▶ _DESCRIPTION OF THE TASK_
Within this material, how many lines include the word "datetime"? Answer with a number and nothing more.

▶ _DATA EXCERPTS_
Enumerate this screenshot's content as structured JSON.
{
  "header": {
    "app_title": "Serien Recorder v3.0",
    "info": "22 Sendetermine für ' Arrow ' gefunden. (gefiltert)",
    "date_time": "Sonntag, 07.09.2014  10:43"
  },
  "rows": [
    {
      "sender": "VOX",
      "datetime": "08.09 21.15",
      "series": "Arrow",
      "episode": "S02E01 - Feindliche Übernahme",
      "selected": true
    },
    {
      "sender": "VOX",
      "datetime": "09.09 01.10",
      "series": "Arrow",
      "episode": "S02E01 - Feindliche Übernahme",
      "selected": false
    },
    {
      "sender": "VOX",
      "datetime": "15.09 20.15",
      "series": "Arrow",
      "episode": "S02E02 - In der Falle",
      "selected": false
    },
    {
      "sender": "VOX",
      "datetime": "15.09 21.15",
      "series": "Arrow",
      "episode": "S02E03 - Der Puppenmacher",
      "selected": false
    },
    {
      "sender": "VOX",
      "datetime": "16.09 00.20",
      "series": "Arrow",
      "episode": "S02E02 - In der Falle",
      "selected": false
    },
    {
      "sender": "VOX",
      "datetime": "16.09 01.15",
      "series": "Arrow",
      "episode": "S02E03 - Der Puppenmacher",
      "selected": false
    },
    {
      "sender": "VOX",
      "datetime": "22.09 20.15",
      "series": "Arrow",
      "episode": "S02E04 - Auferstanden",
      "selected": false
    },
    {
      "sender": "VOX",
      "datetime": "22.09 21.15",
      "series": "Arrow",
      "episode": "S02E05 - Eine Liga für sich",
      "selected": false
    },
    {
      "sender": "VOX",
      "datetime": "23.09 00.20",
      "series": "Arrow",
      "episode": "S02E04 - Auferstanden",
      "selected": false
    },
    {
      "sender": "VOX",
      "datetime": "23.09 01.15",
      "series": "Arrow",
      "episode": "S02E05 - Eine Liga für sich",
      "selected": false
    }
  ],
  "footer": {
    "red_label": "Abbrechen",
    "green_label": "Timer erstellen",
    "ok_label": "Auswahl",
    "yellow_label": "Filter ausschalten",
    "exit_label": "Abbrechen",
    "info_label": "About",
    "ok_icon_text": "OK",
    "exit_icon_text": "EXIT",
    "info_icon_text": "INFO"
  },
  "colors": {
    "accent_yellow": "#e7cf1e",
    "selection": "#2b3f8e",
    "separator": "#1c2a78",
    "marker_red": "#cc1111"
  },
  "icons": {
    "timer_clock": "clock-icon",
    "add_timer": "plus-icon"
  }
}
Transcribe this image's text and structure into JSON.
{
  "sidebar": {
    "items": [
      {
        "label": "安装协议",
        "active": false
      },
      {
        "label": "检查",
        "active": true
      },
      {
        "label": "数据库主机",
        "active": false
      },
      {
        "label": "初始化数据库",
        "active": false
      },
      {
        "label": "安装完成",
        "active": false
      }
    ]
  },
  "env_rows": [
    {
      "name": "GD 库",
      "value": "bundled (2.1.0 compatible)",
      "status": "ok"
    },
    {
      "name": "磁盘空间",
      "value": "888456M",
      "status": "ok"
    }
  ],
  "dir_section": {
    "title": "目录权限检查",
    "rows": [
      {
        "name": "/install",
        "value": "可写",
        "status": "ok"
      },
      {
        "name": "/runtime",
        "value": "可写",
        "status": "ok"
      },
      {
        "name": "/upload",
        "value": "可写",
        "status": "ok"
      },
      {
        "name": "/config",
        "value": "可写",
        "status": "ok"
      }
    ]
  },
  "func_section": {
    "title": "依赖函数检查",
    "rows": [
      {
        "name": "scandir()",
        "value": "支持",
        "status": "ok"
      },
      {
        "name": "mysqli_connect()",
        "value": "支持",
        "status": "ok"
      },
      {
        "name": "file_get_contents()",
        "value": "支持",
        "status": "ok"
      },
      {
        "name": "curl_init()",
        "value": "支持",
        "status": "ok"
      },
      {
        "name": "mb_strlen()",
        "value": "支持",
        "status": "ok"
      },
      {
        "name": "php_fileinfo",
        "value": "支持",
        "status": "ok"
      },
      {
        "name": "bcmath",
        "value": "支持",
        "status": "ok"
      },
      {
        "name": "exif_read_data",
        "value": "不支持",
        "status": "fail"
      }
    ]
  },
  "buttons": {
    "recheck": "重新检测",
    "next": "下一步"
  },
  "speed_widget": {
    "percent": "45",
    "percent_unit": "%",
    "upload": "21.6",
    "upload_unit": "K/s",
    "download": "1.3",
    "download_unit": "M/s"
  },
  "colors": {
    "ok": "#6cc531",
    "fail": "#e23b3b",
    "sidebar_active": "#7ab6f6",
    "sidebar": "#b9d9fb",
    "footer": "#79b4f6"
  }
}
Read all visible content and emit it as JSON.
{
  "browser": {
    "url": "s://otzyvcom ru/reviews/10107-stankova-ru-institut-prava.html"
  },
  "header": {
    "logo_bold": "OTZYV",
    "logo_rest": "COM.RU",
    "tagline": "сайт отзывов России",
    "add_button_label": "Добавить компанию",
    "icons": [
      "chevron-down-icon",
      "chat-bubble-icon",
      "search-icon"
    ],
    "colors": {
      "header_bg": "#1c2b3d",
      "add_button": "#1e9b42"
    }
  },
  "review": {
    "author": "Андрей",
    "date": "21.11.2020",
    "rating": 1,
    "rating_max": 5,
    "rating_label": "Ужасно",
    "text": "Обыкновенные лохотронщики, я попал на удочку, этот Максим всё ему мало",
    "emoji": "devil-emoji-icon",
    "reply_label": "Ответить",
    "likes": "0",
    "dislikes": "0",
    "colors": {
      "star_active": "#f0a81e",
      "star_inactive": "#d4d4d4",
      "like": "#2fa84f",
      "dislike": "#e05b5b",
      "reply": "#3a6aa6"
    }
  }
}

▶ _RESULT_
10